Exercise instructions
Report the lines of the data below that contain the string "desc".

Source records
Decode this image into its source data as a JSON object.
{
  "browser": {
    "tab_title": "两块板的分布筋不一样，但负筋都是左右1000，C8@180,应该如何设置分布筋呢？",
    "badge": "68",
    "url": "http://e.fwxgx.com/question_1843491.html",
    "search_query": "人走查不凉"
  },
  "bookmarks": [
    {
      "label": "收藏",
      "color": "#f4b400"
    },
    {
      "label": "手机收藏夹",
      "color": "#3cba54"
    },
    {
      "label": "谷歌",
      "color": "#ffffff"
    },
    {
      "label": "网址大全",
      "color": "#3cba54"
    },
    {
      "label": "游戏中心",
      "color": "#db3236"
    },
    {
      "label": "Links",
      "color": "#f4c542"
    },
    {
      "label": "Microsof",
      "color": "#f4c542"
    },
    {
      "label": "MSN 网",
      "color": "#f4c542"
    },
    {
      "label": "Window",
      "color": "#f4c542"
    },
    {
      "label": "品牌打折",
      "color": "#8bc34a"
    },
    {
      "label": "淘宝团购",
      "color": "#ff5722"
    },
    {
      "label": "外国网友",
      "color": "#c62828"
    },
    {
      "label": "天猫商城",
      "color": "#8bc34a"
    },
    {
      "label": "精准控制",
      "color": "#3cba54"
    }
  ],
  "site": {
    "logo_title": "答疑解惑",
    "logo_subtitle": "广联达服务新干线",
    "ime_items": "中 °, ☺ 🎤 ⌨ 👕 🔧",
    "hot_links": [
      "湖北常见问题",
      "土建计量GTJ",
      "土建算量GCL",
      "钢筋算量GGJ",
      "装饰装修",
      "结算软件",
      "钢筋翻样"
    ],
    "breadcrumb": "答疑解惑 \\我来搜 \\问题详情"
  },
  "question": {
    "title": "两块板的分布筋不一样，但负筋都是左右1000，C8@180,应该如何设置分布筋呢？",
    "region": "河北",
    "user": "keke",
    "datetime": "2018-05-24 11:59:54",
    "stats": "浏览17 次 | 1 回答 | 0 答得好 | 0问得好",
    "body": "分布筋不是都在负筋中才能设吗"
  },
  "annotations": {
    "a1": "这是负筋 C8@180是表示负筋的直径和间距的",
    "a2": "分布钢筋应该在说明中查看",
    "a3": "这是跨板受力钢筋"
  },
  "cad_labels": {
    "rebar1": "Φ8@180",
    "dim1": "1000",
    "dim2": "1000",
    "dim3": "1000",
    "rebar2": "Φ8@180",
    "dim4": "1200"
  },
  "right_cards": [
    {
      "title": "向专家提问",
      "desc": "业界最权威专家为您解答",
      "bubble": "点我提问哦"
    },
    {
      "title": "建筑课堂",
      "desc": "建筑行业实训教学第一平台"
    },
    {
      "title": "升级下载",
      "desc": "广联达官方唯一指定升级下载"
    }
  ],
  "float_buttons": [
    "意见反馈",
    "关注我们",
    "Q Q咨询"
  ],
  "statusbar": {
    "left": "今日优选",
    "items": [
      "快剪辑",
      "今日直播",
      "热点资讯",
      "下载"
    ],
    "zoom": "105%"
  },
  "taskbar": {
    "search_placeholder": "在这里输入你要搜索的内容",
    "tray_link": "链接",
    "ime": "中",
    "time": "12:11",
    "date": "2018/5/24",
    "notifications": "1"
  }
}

Written solution
      "desc": "业界最权威专家为您解答",
      "desc": "建筑行业实训教学第一平台"
      "desc": "广联达官方唯一指定升级下载"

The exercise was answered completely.